The brown fur seal feeds on pelagic schooling fish, such as pilchards, anchovies and hake, as well as cephalopods such as squid and octopuses, and also crustaceans. The brown fur seal has been known to dive to depths of up to 500 metres while foraging (2). Great white sharks (Carcharodon carcharias) and orcas (Orcinus orca) are known to prey on fur seals foraging out at sea, while the black-backed jackal (Canis mesomelas) and brown hyaena (Hyaena brunnea) also take pups while they are on land (1).
The male brown fur seal defends a territory with good resources to attract females (7). This species exhibits a ‘harem’ system in which one male mates with many females (8). Most seal and sea lion species mate on land; however, as brown fur seal females begin leaving on foraging trips before becoming receptive, some males follow the females out to sea, where they mate in the water (7).
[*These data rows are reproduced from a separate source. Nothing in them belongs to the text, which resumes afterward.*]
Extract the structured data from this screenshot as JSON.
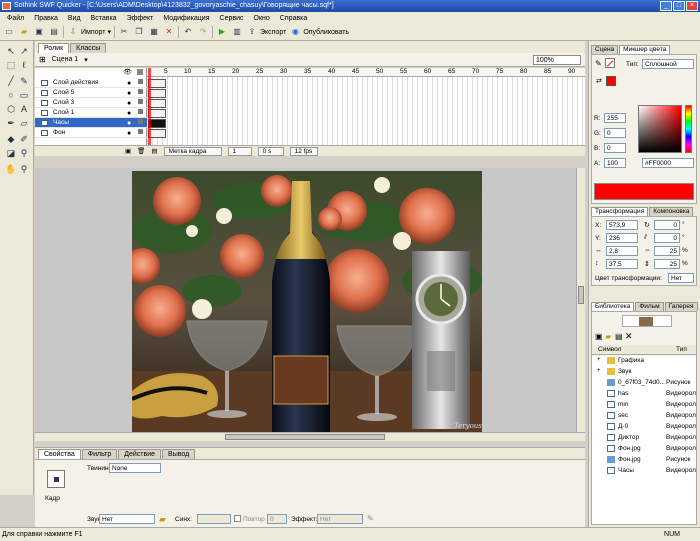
{
  "window": {
    "title": "Sothink SWF Quicker - [C:\\Users\\ADM\\Desktop\\4123832_govoryaschie_chasuy\\Говорящие часы.sqf*]",
    "controls": [
      "_",
      "□",
      "×"
    ]
  },
  "menu": [
    "Файл",
    "Правка",
    "Вид",
    "Вставка",
    "Эффект",
    "Модификация",
    "Сервис",
    "Окно",
    "Справка"
  ],
  "toolbar": {
    "import_label": "Импорт",
    "export_label": "Экспорт",
    "publish_label": "Опубликовать"
  },
  "movie": {
    "tabs": [
      "Ролик",
      "Классы"
    ],
    "scene": "Сцена 1",
    "zoom": "100%"
  },
  "timeline": {
    "ruler": [
      "5",
      "10",
      "15",
      "20",
      "25",
      "30",
      "35",
      "40",
      "45",
      "50",
      "55",
      "60",
      "65",
      "70",
      "75",
      "80",
      "85",
      "90"
    ],
    "layers": [
      {
        "name": "Слой действия",
        "selected": false
      },
      {
        "name": "Слой 5",
        "selected": false
      },
      {
        "name": "Слой 3",
        "selected": false
      },
      {
        "name": "Слой 1",
        "selected": false
      },
      {
        "name": "Часы",
        "selected": true
      },
      {
        "name": "Фон",
        "selected": false
      }
    ],
    "footer": {
      "frame_label": "Метка кадра",
      "frame": "1",
      "time": "0 s",
      "fps": "12 fps"
    }
  },
  "stage": {
    "watermark": "Teryoush"
  },
  "properties": {
    "tabs": [
      "Свойства",
      "Фильтр",
      "Действие",
      "Вывод"
    ],
    "frame_label": "Кадр",
    "tween_label": "Твининг:",
    "tween_value": "None",
    "sound_label": "Звук:",
    "sound_value": "Нет",
    "sync_label": "Синх:",
    "repeat_label": "Повтор",
    "repeat_value": "0",
    "effect_label": "Эффект:",
    "effect_value": "Нет"
  },
  "color_panel": {
    "tabs": [
      "Сцена",
      "Микшер цвета"
    ],
    "type_label": "Тип:",
    "type_value": "Сплошной",
    "r_label": "R:",
    "r": "255",
    "g_label": "G:",
    "g": "0",
    "b_label": "B:",
    "b": "0",
    "a_label": "A:",
    "a": "100",
    "hex": "#FF0000",
    "swatch": "#ff0000"
  },
  "transform_panel": {
    "tabs": [
      "Трансформация",
      "Компоновка"
    ],
    "x_label": "X:",
    "x": "573,9",
    "y_label": "Y:",
    "y": "236",
    "w": "2,8",
    "h": "37,5",
    "rot1": "0",
    "rot1_unit": "°",
    "rot2": "0",
    "rot2_unit": "°",
    "scale1": "25",
    "scale1_unit": "%",
    "scale2": "25",
    "scale2_unit": "%",
    "color_label": "Цвет трансформации:",
    "color_value": "Нет"
  },
  "library_panel": {
    "tabs": [
      "Библиотека",
      "Фильм",
      "Галерея"
    ],
    "col_symbol": "Символ",
    "col_type": "Тип",
    "items": [
      {
        "name": "Графика",
        "type": "",
        "kind": "folder"
      },
      {
        "name": "Звук",
        "type": "",
        "kind": "folder"
      },
      {
        "name": "0_67f03_74d0...",
        "type": "Рисунок",
        "kind": "image"
      },
      {
        "name": "has",
        "type": "Видеорол...",
        "kind": "clip"
      },
      {
        "name": "min",
        "type": "Видеорол...",
        "kind": "clip"
      },
      {
        "name": "sec",
        "type": "Видеорол...",
        "kind": "clip"
      },
      {
        "name": "Д-0",
        "type": "Видеорол...",
        "kind": "clip"
      },
      {
        "name": "Диктор",
        "type": "Видеорол...",
        "kind": "clip"
      },
      {
        "name": "Фон.jpg",
        "type": "Видеорол...",
        "kind": "clip"
      },
      {
        "name": "Фон.jpg",
        "type": "Рисунок",
        "kind": "image"
      },
      {
        "name": "Часы",
        "type": "Видеорол...",
        "kind": "clip"
      }
    ]
  },
  "status": {
    "help": "Для справки нажмите F1",
    "num": "NUM"
  }
}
The female brown fur seal becomes sexually mature at around the age of 3 years, but the male may not reach maturity until around 9 to 12 years. Breeding occurs from October the January, with births usually peaking in the first week of December. The female brown fur seal gives birth to a single pup after a gestation period of around one year (1). The brown fur seal pup measures about 60 to 80 centimetres at birth (2).
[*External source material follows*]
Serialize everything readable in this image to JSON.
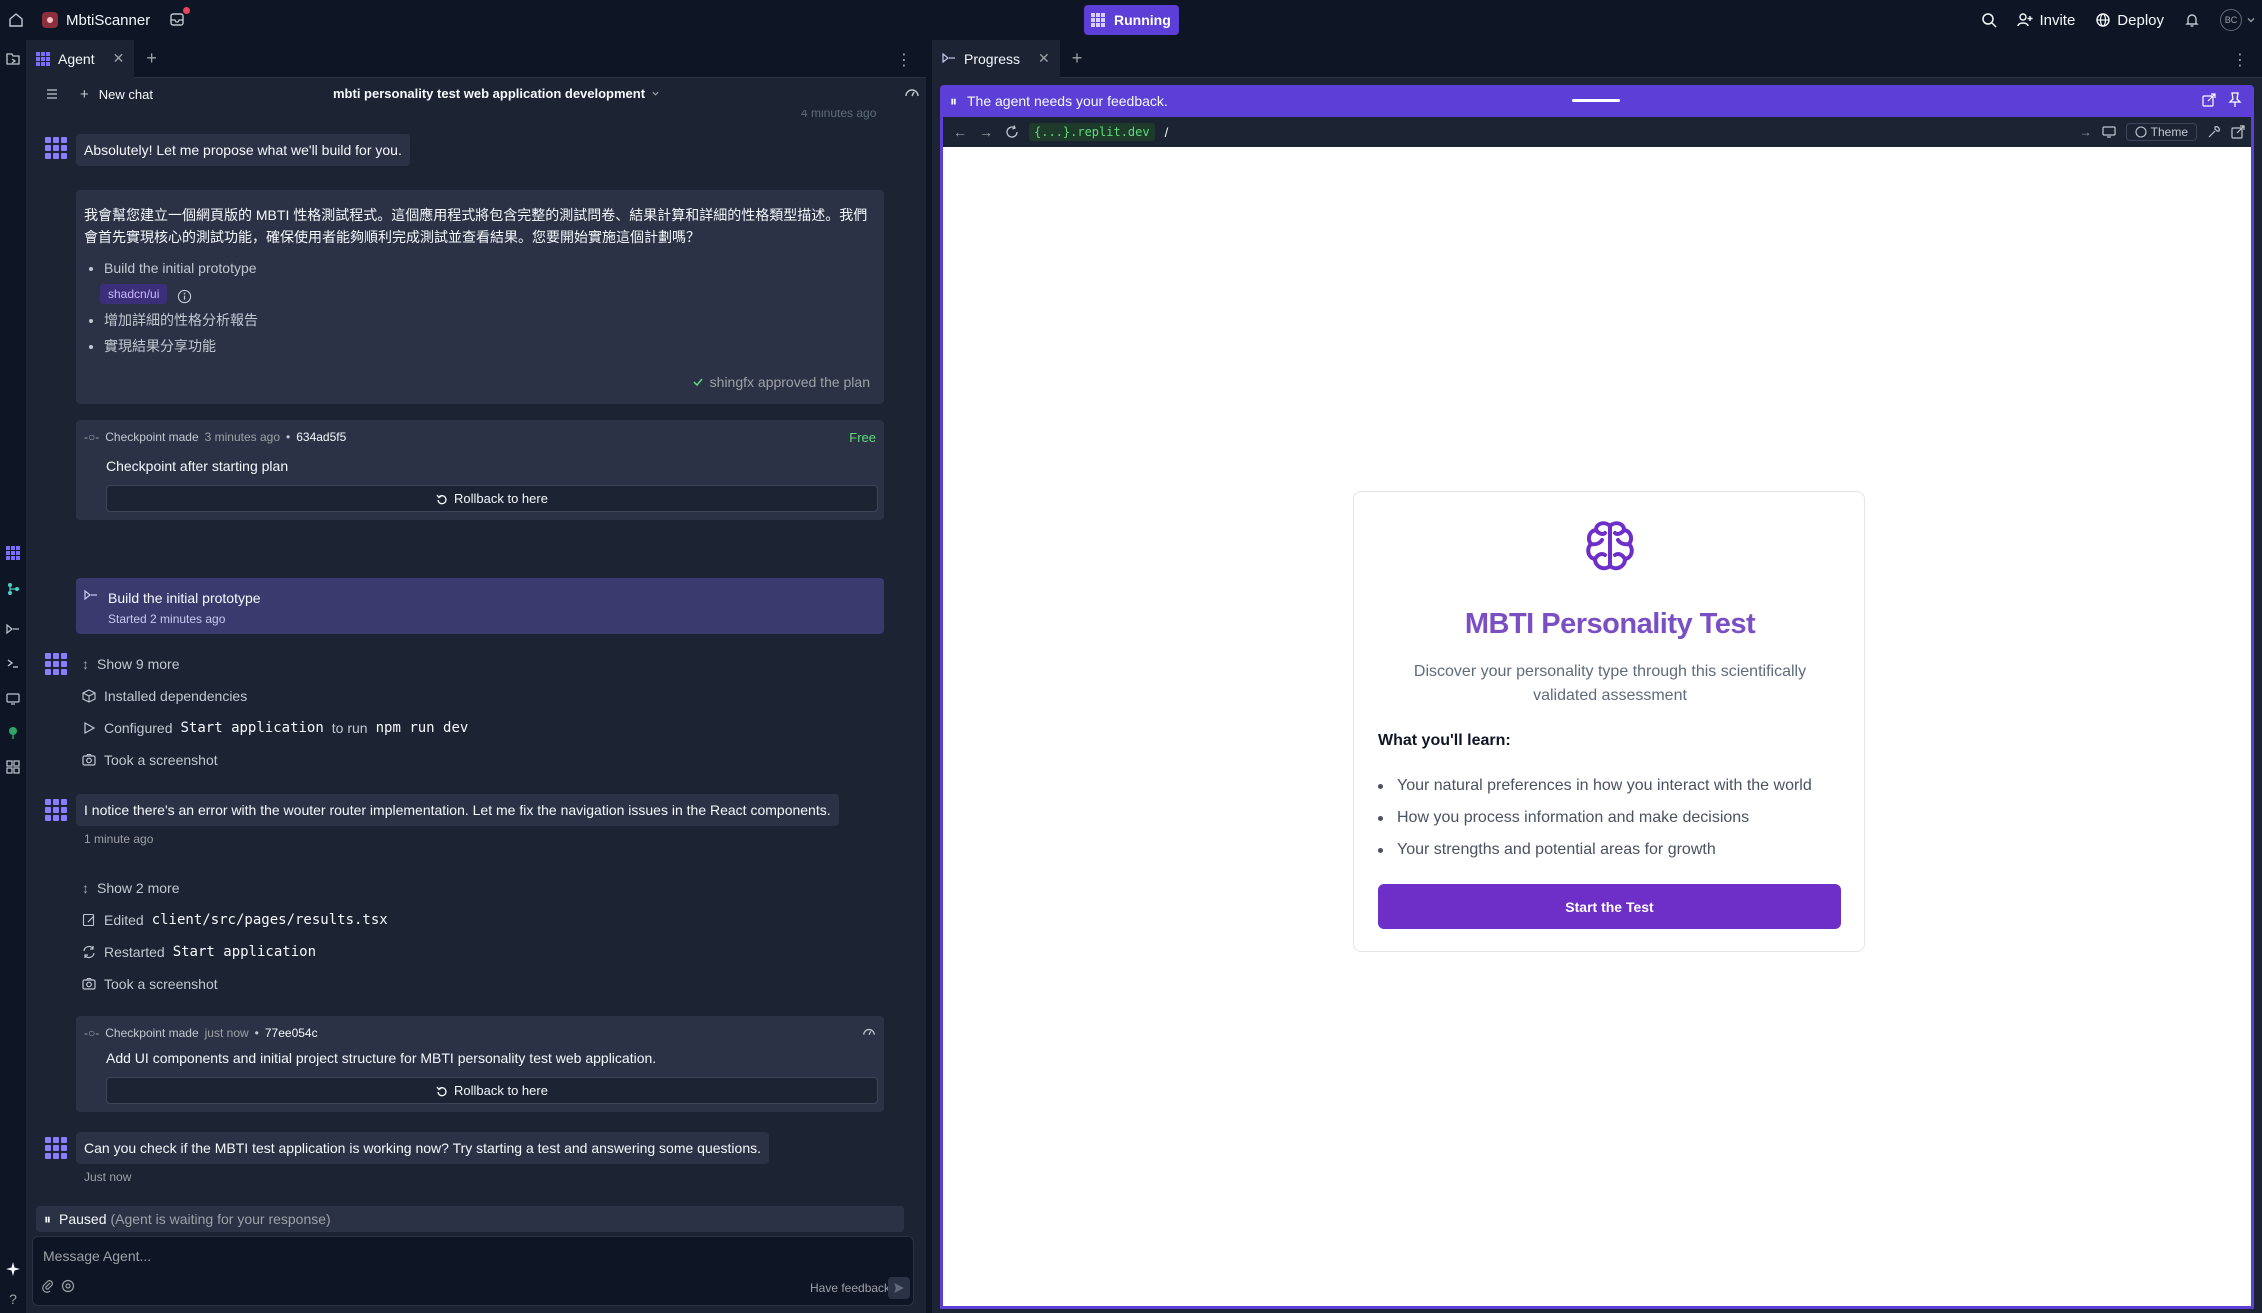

After giving birth, the female brown fur seal divides her time between attending the pup and foraging out at sea. The pup stays at the colony during this foraging time and survives off the milk it received during the female’s last visit. The female brown fur seal mates again just six days after giving birth, but continues to suckle her pup for up to 12 months (9). The male brown fur seal is known to live to at least 19 years of age, with females living to about 21 years (5).